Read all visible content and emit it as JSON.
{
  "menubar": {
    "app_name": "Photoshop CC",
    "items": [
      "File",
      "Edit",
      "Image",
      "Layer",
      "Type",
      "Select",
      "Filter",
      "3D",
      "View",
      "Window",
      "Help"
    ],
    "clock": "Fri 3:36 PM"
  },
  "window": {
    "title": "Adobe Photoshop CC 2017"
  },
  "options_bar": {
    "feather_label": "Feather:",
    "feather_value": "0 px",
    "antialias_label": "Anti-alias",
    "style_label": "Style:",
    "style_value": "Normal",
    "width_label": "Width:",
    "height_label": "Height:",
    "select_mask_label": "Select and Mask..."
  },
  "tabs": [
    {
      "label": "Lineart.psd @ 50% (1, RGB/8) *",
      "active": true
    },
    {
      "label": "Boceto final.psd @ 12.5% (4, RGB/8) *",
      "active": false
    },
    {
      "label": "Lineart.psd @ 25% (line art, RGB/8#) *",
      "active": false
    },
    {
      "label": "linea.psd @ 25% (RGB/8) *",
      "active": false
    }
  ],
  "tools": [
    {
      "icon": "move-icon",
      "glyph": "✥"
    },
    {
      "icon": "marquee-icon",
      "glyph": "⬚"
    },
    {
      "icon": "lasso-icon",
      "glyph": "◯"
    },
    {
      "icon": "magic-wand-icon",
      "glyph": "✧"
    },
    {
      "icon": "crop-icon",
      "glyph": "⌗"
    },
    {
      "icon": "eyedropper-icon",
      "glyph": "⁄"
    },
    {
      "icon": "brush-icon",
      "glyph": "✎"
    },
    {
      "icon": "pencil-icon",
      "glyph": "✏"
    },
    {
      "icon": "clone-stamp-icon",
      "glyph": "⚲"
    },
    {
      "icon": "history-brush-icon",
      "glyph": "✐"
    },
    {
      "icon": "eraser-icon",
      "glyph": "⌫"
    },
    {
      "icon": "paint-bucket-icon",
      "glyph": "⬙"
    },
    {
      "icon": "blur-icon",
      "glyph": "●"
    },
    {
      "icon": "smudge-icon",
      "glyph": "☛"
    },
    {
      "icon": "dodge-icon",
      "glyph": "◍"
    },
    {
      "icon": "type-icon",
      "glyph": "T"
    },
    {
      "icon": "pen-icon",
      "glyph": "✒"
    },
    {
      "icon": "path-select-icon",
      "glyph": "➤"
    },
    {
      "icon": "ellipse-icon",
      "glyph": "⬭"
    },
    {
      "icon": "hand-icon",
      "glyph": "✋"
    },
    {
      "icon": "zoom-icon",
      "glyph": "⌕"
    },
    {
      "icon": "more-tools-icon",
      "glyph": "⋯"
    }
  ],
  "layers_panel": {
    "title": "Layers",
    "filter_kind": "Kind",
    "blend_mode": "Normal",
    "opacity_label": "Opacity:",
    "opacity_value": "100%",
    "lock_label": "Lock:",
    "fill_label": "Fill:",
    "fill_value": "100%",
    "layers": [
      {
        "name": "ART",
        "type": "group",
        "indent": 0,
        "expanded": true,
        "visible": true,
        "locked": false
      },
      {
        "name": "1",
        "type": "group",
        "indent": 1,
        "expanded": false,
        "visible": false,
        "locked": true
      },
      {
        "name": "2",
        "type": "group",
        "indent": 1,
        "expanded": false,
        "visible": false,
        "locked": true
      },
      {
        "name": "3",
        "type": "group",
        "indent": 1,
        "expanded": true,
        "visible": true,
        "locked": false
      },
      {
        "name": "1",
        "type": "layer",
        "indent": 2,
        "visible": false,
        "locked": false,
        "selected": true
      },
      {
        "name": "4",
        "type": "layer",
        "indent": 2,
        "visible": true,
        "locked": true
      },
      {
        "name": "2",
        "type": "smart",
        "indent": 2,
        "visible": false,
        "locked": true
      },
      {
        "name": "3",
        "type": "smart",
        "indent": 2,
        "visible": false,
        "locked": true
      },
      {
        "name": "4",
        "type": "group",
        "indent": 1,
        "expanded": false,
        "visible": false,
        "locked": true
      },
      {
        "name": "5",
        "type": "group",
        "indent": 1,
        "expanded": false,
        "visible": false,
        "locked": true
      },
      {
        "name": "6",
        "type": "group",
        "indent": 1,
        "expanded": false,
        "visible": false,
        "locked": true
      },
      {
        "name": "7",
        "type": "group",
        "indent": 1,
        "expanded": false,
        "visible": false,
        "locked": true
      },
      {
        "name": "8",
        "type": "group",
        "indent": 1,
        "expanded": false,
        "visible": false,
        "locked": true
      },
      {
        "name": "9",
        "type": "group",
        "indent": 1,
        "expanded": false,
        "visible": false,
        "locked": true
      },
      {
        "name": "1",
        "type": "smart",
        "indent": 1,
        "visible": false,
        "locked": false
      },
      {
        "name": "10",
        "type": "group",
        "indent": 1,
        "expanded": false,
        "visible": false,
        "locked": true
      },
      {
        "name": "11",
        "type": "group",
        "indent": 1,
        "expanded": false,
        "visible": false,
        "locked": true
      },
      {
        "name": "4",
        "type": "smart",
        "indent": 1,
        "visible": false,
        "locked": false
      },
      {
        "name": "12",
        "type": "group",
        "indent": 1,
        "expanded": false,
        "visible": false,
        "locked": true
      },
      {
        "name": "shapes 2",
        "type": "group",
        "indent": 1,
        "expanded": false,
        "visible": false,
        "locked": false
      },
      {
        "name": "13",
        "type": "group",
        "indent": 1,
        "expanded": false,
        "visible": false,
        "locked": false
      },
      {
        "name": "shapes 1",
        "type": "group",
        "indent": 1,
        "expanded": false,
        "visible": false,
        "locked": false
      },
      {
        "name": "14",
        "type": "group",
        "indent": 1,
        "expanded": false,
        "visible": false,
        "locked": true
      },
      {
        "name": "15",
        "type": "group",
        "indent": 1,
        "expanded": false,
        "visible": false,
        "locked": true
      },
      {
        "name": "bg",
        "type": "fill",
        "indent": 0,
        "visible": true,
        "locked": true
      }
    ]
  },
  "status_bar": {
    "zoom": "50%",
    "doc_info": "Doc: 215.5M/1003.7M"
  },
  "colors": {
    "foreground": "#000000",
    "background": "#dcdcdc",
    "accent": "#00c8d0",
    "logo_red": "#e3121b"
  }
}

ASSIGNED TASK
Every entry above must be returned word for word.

EXERCISE SOLUTION
Read all visible content and emit it as JSON.
{
  "menubar": {
    "app_name": "Photoshop CC",
    "items": [
      "File",
      "Edit",
      "Image",
      "Layer",
      "Type",
      "Select",
      "Filter",
      "3D",
      "View",
      "Window",
      "Help"
    ],
    "clock": "Fri 3:36 PM"
  },
  "window": {
    "title": "Adobe Photoshop CC 2017"
  },
  "options_bar": {
    "feather_label": "Feather:",
    "feather_value": "0 px",
    "antialias_label": "Anti-alias",
    "style_label": "Style:",
    "style_value": "Normal",
    "width_label": "Width:",
    "height_label": "Height:",
    "select_mask_label": "Select and Mask..."
  },
  "tabs": [
    {
      "label": "Lineart.psd @ 50% (1, RGB/8) *",
      "active": true
    },
    {
      "label": "Boceto final.psd @ 12.5% (4, RGB/8) *",
      "active": false
    },
    {
      "label": "Lineart.psd @ 25% (line art, RGB/8#) *",
      "active": false
    },
    {
      "label": "linea.psd @ 25% (RGB/8) *",
      "active": false
    }
  ],
  "tools": [
    {
      "icon": "move-icon",
      "glyph": "✥"
    },
    {
      "icon": "marquee-icon",
      "glyph": "⬚"
    },
    {
      "icon": "lasso-icon",
      "glyph": "◯"
    },
    {
      "icon": "magic-wand-icon",
      "glyph": "✧"
    },
    {
      "icon": "crop-icon",
      "glyph": "⌗"
    },
    {
      "icon": "eyedropper-icon",
      "glyph": "⁄"
    },
    {
      "icon": "brush-icon",
      "glyph": "✎"
    },
    {
      "icon": "pencil-icon",
      "glyph": "✏"
    },
    {
      "icon": "clone-stamp-icon",
      "glyph": "⚲"
    },
    {
      "icon": "history-brush-icon",
      "glyph": "✐"
    },
    {
      "icon": "eraser-icon",
      "glyph": "⌫"
    },
    {
      "icon": "paint-bucket-icon",
      "glyph": "⬙"
    },
    {
      "icon": "blur-icon",
      "glyph": "●"
    },
    {
      "icon": "smudge-icon",
      "glyph": "☛"
    },
    {
      "icon": "dodge-icon",
      "glyph": "◍"
    },
    {
      "icon": "type-icon",
      "glyph": "T"
    },
    {
      "icon": "pen-icon",
      "glyph": "✒"
    },
    {
      "icon": "path-select-icon",
      "glyph": "➤"
    },
    {
      "icon": "ellipse-icon",
      "glyph": "⬭"
    },
    {
      "icon": "hand-icon",
      "glyph": "✋"
    },
    {
      "icon": "zoom-icon",
      "glyph": "⌕"
    },
    {
      "icon": "more-tools-icon",
      "glyph": "⋯"
    }
  ],
  "layers_panel": {
    "title": "Layers",
    "filter_kind": "Kind",
    "blend_mode": "Normal",
    "opacity_label": "Opacity:",
    "opacity_value": "100%",
    "lock_label": "Lock:",
    "fill_label": "Fill:",
    "fill_value": "100%",
    "layers": [
      {
        "name": "ART",
        "type": "group",
        "indent": 0,
        "expanded": true,
        "visible": true,
        "locked": false
      },
      {
        "name": "1",
        "type": "group",
        "indent": 1,
        "expanded": false,
        "visible": false,
        "locked": true
      },
      {
        "name": "2",
        "type": "group",
        "indent": 1,
        "expanded": false,
        "visible": false,
        "locked": true
      },
      {
        "name": "3",
        "type": "group",
        "indent": 1,
        "expanded": true,
        "visible": true,
        "locked": false
      },
      {
        "name": "1",
        "type": "layer",
        "indent": 2,
        "visible": false,
        "locked": false,
        "selected": true
      },
      {
        "name": "4",
        "type": "layer",
        "indent": 2,
        "visible": true,
        "locked": true
      },
      {
        "name": "2",
        "type": "smart",
        "indent": 2,
        "visible": false,
        "locked": true
      },
      {
        "name": "3",
        "type": "smart",
        "indent": 2,
        "visible": false,
        "locked": true
      },
      {
        "name": "4",
        "type": "group",
        "indent": 1,
        "expanded": false,
        "visible": false,
        "locked": true
      },
      {
        "name": "5",
        "type": "group",
        "indent": 1,
        "expanded": false,
        "visible": false,
        "locked": true
      },
      {
        "name": "6",
        "type": "group",
        "indent": 1,
        "expanded": false,
        "visible": false,
        "locked": true
      },
      {
        "name": "7",
        "type": "group",
        "indent": 1,
        "expanded": false,
        "visible": false,
        "locked": true
      },
      {
        "name": "8",
        "type": "group",
        "indent": 1,
        "expanded": false,
        "visible": false,
        "locked": true
      },
      {
        "name": "9",
        "type": "group",
        "indent": 1,
        "expanded": false,
        "visible": false,
        "locked": true
      },
      {
        "name": "1",
        "type": "smart",
        "indent": 1,
        "visible": false,
        "locked": false
      },
      {
        "name": "10",
        "type": "group",
        "indent": 1,
        "expanded": false,
        "visible": false,
        "locked": true
      },
      {
        "name": "11",
        "type": "group",
        "indent": 1,
        "expanded": false,
        "visible": false,
        "locked": true
      },
      {
        "name": "4",
        "type": "smart",
        "indent": 1,
        "visible": false,
        "locked": false
      },
      {
        "name": "12",
        "type": "group",
        "indent": 1,
        "expanded": false,
        "visible": false,
        "locked": true
      },
      {
        "name": "shapes 2",
        "type": "group",
        "indent": 1,
        "expanded": false,
        "visible": false,
        "locked": false
      },
      {
        "name": "13",
        "type": "group",
        "indent": 1,
        "expanded": false,
        "visible": false,
        "locked": false
      },
      {
        "name": "shapes 1",
        "type": "group",
        "indent": 1,
        "expanded": false,
        "visible": false,
        "locked": false
      },
      {
        "name": "14",
        "type": "group",
        "indent": 1,
        "expanded": false,
        "visible": false,
        "locked": true
      },
      {
        "name": "15",
        "type": "group",
        "indent": 1,
        "expanded": false,
        "visible": false,
        "locked": true
      },
      {
        "name": "bg",
        "type": "fill",
        "indent": 0,
        "visible": true,
        "locked": true
      }
    ]
  },
  "status_bar": {
    "zoom": "50%",
    "doc_info": "Doc: 215.5M/1003.7M"
  },
  "colors": {
    "foreground": "#000000",
    "background": "#dcdcdc",
    "accent": "#00c8d0",
    "logo_red": "#e3121b"
  }
}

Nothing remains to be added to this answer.